Required work
If a line in the data below includes the string "JSON", please return a copy of it.

== Material for this exercise ==

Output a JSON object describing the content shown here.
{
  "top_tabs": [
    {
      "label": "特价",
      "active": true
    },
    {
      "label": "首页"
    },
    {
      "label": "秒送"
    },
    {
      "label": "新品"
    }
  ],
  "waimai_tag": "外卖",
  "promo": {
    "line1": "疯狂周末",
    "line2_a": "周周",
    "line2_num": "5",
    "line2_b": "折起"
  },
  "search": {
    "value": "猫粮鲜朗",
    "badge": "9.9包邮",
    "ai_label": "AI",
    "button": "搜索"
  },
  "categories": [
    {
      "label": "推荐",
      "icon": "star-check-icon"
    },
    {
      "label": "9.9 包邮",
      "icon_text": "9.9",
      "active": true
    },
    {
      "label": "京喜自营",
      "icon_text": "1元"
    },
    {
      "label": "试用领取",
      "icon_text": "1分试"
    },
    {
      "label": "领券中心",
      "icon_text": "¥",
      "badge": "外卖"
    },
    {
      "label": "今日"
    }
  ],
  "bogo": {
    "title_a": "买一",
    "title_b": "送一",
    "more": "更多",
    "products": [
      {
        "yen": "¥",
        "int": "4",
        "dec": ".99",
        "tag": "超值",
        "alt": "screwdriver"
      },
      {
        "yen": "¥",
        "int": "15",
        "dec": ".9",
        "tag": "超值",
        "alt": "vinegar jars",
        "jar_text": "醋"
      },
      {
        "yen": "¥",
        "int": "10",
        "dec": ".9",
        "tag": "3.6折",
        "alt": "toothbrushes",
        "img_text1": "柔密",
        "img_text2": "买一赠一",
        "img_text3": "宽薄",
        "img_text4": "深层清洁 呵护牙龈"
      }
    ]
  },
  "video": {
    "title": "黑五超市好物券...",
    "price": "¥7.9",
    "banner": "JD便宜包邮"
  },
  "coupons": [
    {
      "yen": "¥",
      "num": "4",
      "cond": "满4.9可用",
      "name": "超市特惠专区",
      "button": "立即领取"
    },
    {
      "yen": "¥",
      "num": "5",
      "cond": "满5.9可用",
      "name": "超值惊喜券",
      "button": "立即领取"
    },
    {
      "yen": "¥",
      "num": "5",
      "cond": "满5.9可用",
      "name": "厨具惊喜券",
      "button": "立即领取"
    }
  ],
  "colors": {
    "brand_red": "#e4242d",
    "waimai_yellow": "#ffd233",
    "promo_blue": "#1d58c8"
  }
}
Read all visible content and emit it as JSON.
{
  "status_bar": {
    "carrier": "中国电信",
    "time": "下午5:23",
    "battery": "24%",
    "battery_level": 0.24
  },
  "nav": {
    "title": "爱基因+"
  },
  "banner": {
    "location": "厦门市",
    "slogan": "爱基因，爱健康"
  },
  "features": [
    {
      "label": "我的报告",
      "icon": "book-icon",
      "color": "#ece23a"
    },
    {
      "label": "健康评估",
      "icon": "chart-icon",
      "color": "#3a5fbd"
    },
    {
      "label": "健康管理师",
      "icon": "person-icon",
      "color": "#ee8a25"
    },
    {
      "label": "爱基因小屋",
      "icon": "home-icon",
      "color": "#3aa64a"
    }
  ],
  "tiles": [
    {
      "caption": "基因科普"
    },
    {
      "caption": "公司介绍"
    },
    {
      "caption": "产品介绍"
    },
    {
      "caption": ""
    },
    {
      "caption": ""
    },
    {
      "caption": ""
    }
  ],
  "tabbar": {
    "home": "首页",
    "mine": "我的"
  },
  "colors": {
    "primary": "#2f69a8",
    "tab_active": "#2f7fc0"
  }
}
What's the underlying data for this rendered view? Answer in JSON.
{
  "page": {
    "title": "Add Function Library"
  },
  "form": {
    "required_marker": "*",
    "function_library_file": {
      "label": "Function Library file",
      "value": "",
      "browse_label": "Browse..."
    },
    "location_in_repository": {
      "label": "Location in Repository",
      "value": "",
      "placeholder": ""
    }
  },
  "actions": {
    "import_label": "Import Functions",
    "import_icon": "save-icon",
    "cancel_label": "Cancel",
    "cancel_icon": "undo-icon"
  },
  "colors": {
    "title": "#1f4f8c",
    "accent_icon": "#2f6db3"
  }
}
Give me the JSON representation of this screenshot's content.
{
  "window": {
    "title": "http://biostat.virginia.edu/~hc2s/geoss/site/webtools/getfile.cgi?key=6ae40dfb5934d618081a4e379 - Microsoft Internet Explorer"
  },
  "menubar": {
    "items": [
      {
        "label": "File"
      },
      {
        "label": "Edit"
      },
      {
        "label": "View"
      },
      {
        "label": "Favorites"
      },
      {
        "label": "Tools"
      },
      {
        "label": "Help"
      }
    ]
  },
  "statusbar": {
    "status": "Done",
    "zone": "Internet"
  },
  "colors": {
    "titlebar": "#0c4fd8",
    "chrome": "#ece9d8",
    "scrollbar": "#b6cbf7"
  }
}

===

Exercise output
Output a JSON object describing the content shown here.
Read all visible content and emit it as JSON.
What's the underlying data for this rendered view? Answer in JSON.
Give me the JSON representation of this screenshot's content.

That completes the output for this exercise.